Dress for the weather if you go out (but stay in if you can)
- If you are going to be doing physical activity, make sure to wear a base (next-to-skin) layer made to “wick” moisture, according to online advice from the outdoor store REI. Materials that wick moisture, including synthetics such as nylon and polyester and natural fibers such as silk and merino wool, help keep your skin dry and avoid you becoming chilled or hypothermic, the advice says. On top of that base layer should be a middle layer that insulates and an outer layer that shields you from the snow. And don’t forget a hat, gloves, thick socks and waterproof — or at least water-resistant — shoes or boots.

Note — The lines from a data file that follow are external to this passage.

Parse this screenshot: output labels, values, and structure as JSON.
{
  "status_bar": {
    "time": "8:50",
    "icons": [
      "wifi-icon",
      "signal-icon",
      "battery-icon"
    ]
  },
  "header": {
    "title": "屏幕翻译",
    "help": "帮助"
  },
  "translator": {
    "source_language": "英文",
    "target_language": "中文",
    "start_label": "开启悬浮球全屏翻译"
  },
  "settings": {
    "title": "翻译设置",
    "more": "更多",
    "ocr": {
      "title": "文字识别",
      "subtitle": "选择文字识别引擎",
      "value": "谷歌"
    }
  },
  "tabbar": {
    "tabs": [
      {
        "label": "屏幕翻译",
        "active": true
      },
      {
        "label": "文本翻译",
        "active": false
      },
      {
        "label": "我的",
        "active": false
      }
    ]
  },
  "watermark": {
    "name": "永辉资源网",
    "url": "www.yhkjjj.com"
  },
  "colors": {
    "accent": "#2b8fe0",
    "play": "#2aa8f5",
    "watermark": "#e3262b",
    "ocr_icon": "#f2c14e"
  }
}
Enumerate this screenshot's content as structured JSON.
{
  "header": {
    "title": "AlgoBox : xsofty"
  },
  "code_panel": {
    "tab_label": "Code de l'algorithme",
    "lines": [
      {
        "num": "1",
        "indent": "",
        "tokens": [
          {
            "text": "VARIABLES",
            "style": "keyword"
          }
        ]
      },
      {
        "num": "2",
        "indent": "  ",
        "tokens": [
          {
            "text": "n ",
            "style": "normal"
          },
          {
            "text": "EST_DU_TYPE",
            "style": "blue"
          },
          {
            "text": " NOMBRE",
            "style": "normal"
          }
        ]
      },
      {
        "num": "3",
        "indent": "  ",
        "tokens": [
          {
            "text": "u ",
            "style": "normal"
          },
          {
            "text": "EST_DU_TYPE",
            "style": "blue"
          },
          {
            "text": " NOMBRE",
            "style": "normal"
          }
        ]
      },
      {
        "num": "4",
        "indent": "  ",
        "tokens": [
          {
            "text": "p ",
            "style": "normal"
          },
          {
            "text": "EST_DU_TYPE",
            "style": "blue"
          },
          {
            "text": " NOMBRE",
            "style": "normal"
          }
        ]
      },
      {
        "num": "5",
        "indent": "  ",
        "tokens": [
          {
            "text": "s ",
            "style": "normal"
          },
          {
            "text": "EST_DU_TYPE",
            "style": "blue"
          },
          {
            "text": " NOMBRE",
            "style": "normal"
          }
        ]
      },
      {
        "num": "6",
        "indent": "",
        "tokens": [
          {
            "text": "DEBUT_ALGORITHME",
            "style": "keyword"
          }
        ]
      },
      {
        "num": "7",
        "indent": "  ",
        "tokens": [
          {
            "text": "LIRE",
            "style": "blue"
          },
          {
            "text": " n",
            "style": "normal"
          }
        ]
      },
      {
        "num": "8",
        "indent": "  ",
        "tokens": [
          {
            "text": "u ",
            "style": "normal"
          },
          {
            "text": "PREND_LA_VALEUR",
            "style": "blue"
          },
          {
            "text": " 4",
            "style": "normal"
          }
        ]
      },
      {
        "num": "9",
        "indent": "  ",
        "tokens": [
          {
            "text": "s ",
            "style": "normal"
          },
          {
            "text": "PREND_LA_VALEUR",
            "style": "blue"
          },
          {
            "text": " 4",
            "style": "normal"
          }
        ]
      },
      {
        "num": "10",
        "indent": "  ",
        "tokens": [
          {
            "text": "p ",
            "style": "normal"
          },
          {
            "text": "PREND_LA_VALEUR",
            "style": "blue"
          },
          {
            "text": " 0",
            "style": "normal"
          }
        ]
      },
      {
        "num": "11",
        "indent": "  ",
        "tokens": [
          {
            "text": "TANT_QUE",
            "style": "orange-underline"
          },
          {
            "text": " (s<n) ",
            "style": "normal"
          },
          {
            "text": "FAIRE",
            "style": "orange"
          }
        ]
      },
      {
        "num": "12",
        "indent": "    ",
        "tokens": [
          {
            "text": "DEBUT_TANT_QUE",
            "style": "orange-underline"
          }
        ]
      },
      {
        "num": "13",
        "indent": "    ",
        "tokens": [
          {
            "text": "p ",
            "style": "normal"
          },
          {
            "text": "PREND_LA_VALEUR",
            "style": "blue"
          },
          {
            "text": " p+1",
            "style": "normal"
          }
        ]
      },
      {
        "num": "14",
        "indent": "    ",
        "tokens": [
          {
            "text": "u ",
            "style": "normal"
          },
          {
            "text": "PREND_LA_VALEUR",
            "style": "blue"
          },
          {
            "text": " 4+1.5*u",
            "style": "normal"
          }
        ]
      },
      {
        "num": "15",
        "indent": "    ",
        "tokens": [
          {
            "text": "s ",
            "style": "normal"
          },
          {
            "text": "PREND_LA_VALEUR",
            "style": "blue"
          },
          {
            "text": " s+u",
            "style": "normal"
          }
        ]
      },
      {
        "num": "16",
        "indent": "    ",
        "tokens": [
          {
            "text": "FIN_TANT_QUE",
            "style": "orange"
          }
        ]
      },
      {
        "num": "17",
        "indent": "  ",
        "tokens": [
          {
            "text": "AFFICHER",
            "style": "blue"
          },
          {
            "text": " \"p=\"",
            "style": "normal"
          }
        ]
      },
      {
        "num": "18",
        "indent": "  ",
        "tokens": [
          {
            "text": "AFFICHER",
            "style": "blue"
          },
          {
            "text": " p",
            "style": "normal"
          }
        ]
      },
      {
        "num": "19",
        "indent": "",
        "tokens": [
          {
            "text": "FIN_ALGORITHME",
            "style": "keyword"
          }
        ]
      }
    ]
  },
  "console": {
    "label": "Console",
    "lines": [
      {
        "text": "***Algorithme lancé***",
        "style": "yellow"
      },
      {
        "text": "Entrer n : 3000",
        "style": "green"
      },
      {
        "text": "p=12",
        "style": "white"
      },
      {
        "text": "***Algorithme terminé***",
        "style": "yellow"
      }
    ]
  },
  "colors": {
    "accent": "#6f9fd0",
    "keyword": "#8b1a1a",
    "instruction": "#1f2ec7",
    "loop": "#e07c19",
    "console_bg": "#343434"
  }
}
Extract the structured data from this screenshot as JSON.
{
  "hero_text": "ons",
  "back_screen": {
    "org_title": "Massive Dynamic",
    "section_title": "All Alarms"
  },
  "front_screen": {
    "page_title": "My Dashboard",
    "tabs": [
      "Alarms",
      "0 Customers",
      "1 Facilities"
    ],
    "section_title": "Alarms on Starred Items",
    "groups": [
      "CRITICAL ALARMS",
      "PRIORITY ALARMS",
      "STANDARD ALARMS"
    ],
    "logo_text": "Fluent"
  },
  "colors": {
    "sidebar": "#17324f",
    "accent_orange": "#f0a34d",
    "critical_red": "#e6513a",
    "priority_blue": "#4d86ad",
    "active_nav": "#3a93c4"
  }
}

- Start with a warm-up, which can help you avoid injury: Try these, repeating each in three sets of 10: jumping jacks; a standing squat (stand with feet a shoulder-width apart, bending your knees to 90 degrees like you are seated in a chair, then stand back up); lunges (feet shoulder-width apart, step forward 2 feet with one leg, bending to about 90 degrees and not letting the bent knee go over your toes, return to stand back up and put your feet together, then switch legs).
- Make sure your snow-shoveling form doesn’t put your body at risk: Bend at the knee and lift with your legs — not your back. Don’t let snow pile up (it’s harder to clear later on).
- Consider finding help. You shouldn’t be shoveling if you’re having trouble breathing, experiencing chest pains or have an uncontrolled heart condition. Shoveling despite any of these could prove fatal. If you feel persistent shortness of breath, chest pressure, palpitations, or feeling like your heart is racing or beating irregularly, seek emergency help.
Driving (if you must)
- Driving in perilous weather is dangerous, but if you absolutely can’t avoid it, consider bringing along supplies for the vehicle like a collapsible shovel, along with an ice scraper and broom, a phone charger, first-aid kid and other emergency supplies in the vehicle in case you get stuck, according to AAA Northeast.
- Don’t use cruise control in the snow; you need to stay alert. Go slow so that you can retain control if you start to skid off course. Do your best to maintain 8 to 10 seconds of distance between your vehicle and the vehicle in front of you. That way, it’s easier to stop if you must.
- If you get stuck while driving in the snow, try slowly rocking the vehicle. Ease forward in low gear (for automatic transmission) or in second gear (for manual transmission). Then, when the vehicle won’t go forward, release the accelerator to let the vehicle roll back. “When the vehicle stops its backward motion, apply minimum pressure on the accelerator again. Repeat these actions in rapid succession until the vehicle rolls free,” according to AAA, which cautions: “do not rock the vehicle for prolonged periods as serious damage to the automatic transmission or clutch may occur.”
About that roof …
- Especially on low-pitched or flat roofs, accumulated snow can cause collapses. Don’t climb onto the roof until the storm has passed to start removing snow, particularly in high winds or other blizzard conditions.
- Be sure to use a spotter when you go up there.
- Signs of collapse include a sagging roof, bad leaks, cracks, bends, ripples or popping sounds.
- Find more tips by Googling “FEMA P-957, Snow Load Safety Guide”
- Consider hiring a professional.
- Shut off water that flows to the outside, then drain remaining water from the outside spigot.
- If you won’t be home during the storm, leave the heat on, set to a temperature of no less than 55 degrees Fahrenheit.
- “Open cabinet doors to allow heat to get to un-insulated pipes under sinks and appliances near exterior walls,” according to online advice from the insurance company State Farm.
Sources: Newsday archives, AAA Northeast, NYU Langone, Northwell Health, Stony Brook University, District of Columbia Government, Recreational Equipment Inc., State Farm